RECORDS FOR PROCESSING ->

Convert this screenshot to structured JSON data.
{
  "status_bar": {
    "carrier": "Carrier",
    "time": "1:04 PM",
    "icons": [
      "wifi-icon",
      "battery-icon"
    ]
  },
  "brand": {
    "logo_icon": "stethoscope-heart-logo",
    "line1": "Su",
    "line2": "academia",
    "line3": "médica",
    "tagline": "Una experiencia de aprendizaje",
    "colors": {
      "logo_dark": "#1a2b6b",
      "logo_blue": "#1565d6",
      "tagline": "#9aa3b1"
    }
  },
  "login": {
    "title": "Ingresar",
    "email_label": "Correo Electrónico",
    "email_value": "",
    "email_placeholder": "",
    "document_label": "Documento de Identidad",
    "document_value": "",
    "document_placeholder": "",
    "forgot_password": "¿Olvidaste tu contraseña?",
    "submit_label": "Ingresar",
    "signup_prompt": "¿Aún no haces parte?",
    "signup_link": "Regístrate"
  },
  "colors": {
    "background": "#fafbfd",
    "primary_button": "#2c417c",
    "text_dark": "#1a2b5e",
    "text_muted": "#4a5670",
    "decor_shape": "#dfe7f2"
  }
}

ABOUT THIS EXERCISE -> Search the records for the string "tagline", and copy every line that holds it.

ANSWER BOX ->
    "tagline": "Una experiencia de aprendizaje",
      "tagline": "#9aa3b1"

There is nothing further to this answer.